Success is too often defined as celebrity, money, or power.
A colleague, an adjunct professor at the University of Minnesota, was about to deliver an early morning lecture. He stood in his heavy coat, and pronounced it to be a super frigid day.
The students groaned in agreement.
He then asked: "What are we going to do about it?"
Then, everybody laughed as he removed his coat to reveal a brightly colored Hawaiian shirt.
It takes effort to do something. My colleague went to the trouble of wearing a Hawaiian shirt. His students probably learned more that morning as a result.
I believe in approaching problems, I mean opportunities, positively. However, the "power of positive thinking" is generally debunked.
That you will become healthy, wealthy, and wise just by thinking positively is a cruel lie.
It's so much easier not to learn science, or to believe something "out there" is responsible for life's circumstances.

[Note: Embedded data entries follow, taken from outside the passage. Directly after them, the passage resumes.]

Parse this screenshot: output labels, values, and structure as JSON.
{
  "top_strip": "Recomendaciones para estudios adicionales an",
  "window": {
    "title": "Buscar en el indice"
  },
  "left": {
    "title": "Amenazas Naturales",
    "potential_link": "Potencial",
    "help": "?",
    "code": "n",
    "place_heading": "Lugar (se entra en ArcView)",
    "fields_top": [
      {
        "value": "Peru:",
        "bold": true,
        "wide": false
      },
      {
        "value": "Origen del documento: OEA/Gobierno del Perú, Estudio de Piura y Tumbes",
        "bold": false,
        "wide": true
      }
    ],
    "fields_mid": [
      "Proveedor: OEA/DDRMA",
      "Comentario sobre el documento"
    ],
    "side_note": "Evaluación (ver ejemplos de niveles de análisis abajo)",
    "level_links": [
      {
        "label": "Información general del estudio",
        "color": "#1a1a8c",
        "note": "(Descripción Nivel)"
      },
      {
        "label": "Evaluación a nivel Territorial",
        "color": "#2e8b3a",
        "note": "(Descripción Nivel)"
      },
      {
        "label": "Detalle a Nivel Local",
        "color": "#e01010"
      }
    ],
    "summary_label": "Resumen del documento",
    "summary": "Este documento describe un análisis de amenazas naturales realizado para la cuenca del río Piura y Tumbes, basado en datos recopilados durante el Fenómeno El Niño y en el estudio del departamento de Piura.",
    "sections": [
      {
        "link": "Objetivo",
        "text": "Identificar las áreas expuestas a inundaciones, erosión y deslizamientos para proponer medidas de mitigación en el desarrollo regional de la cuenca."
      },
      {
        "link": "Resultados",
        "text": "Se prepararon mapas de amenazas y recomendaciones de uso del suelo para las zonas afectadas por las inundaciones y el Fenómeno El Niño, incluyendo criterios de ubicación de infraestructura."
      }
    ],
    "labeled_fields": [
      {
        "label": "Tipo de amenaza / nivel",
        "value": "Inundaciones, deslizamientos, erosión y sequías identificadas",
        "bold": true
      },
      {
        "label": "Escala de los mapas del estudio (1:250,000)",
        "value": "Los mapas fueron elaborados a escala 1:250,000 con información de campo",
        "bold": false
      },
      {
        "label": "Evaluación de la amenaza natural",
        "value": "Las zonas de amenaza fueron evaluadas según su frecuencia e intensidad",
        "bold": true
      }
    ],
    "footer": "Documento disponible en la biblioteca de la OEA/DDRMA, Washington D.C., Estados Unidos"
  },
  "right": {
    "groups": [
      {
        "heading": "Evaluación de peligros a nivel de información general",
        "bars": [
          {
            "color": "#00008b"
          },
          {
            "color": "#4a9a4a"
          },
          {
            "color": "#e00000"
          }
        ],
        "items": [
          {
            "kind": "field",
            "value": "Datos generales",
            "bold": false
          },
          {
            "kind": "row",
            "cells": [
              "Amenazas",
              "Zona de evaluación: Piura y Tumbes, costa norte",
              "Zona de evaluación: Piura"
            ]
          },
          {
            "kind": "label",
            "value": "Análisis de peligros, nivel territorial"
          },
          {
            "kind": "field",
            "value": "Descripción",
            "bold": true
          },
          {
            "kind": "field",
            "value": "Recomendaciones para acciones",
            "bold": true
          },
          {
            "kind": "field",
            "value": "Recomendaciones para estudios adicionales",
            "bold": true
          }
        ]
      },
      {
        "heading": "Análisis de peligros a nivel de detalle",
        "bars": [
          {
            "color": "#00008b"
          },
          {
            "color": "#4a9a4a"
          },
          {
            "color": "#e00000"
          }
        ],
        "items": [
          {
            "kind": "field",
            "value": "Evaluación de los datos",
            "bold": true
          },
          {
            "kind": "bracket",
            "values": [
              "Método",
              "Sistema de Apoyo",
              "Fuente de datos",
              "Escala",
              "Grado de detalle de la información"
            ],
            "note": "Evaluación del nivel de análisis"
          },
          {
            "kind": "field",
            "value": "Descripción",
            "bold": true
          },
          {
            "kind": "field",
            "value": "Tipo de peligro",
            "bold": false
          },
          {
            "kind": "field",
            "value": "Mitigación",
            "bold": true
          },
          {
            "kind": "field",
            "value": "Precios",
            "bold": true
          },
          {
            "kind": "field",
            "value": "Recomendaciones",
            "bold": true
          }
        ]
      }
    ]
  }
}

I'm an engineer. Engineers chunk the big stuff into manageable chunks. Engineers dream, but then they do something.
For many of the engineers I know, motivational truisms are annoying.

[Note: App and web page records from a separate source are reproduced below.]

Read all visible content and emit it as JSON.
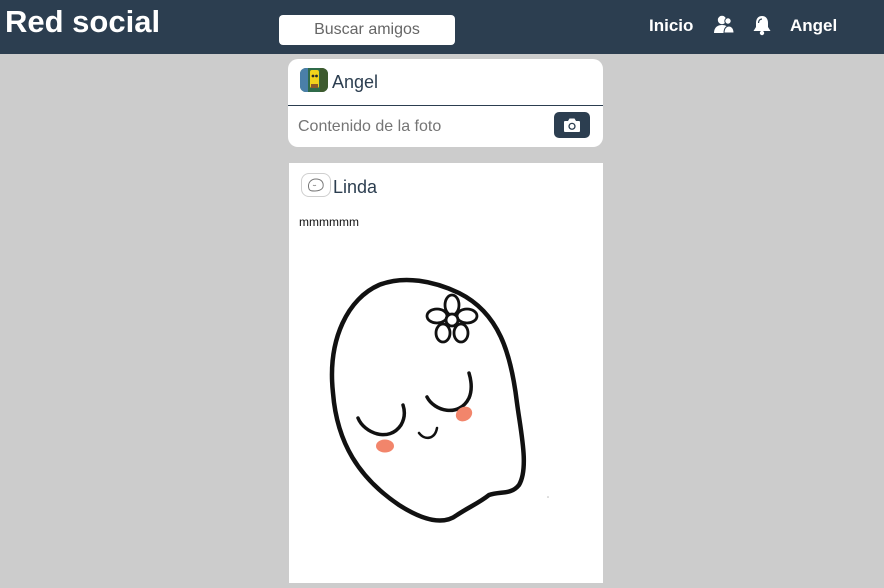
{
  "header": {
    "brand": "Red social",
    "search_placeholder": "Buscar amigos",
    "nav_home": "Inicio",
    "nav_user": "Angel",
    "friends_icon": "friends-icon",
    "bell_icon": "bell-icon",
    "bar_color": "#2c3e50"
  },
  "composer": {
    "username": "Angel",
    "photo_placeholder": "Contenido de la foto",
    "camera_icon": "camera-icon"
  },
  "post": {
    "author": "Linda",
    "text": "mmmmmm",
    "image": "ghost-illustration"
  }
}
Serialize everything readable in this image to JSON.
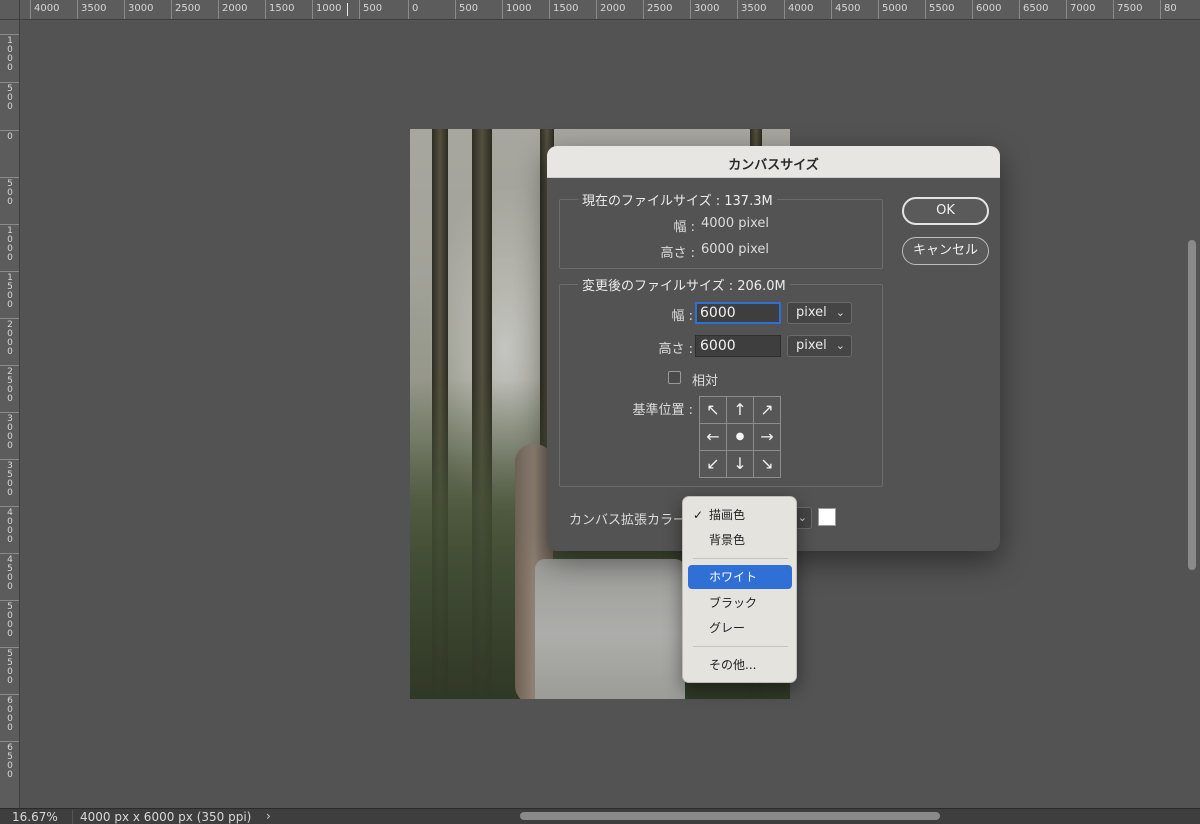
{
  "ruler": {
    "top_labels": [
      "4000",
      "3500",
      "3000",
      "2500",
      "2000",
      "1500",
      "1000",
      "500",
      "0",
      "500",
      "1000",
      "1500",
      "2000",
      "2500",
      "3000",
      "3500",
      "4000",
      "4500",
      "5000",
      "5500",
      "6000",
      "6500",
      "7000",
      "7500",
      "80"
    ],
    "left_labels": [
      "1000",
      "500",
      "0",
      "500",
      "1000",
      "1500",
      "2000",
      "2500",
      "3000",
      "3500",
      "4000",
      "4500",
      "5000",
      "5500",
      "6000",
      "6500"
    ]
  },
  "status": {
    "zoom": "16.67%",
    "doc_info": "4000 px x 6000 px (350 ppi)",
    "arrow": "›"
  },
  "dialog": {
    "title": "カンバスサイズ",
    "current": {
      "label": "現在のファイルサイズ : 137.3M",
      "width_label": "幅 :",
      "width_value": "4000 pixel",
      "height_label": "高さ :",
      "height_value": "6000 pixel"
    },
    "new": {
      "label": "変更後のファイルサイズ : 206.0M",
      "width_label": "幅 :",
      "width_value": "6000",
      "width_unit": "pixel",
      "height_label": "高さ :",
      "height_value": "6000",
      "height_unit": "pixel",
      "relative_label": "相対",
      "anchor_label": "基準位置 :",
      "anchor_arrows": [
        "↖",
        "↑",
        "↗",
        "←",
        "●",
        "→",
        "↙",
        "↓",
        "↘"
      ]
    },
    "extension_color_label": "カンバス拡張カラー :",
    "ok_label": "OK",
    "cancel_label": "キャンセル",
    "swatch_color": "#ffffff"
  },
  "menu": {
    "items": [
      {
        "label": "描画色",
        "checked": true
      },
      {
        "label": "背景色"
      },
      {
        "label": "ホワイト",
        "highlighted": true
      },
      {
        "label": "ブラック"
      },
      {
        "label": "グレー"
      },
      {
        "label": "その他..."
      }
    ],
    "check_glyph": "✓"
  },
  "colors": {
    "accent": "#2f6fd6",
    "dialog_bg": "#535353",
    "menu_bg": "#e4e3de"
  }
}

Wake up and dreamI made that one up: dreaming is important, but it is not an end in itself.
Rather than truisms, I have been posting one or more Tweets a day about something I actually did that day. I started this exercise last August and will continue until this coming August.
Finding joy in the little, everyday activities that make each day good. That's how I define success.

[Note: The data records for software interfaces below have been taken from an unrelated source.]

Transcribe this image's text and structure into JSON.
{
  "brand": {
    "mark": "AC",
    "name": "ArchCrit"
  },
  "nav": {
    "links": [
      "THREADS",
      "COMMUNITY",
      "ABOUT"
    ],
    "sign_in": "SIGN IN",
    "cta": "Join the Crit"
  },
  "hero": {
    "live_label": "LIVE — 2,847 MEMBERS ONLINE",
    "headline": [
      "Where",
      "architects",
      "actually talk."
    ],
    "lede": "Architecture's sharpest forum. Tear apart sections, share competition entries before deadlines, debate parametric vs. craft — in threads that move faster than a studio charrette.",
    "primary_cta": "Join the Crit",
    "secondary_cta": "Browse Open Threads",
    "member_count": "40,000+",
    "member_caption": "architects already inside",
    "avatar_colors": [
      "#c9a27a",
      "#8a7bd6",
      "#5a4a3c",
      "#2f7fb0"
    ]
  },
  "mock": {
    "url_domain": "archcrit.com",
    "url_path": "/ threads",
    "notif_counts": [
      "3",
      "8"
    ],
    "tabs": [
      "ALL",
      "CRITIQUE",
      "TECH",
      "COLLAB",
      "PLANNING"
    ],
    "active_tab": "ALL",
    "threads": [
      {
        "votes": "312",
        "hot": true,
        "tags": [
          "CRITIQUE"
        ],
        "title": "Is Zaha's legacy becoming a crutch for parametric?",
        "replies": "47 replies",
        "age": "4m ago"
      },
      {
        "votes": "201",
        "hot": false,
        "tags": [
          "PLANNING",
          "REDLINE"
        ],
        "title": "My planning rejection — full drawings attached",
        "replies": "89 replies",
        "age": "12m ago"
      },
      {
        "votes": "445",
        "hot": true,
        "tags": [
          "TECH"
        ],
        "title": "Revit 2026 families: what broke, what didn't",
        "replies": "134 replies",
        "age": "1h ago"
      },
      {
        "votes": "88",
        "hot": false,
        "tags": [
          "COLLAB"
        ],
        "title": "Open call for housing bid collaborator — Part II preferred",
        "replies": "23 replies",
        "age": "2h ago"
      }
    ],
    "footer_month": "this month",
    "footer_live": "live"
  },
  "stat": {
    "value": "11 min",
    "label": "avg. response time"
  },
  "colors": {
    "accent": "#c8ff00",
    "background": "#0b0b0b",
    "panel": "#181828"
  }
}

Notes: The title of this post is tongue-in cheek. I generally do not click through when I see teaser titles.
I took the Security Notice photograph at one of my client's offices. Behind that door, scientists and engineers are creating stuff that will improve the quality of people's lives.
This post reflects my world view, and my definition of success: there are no absolute definitions.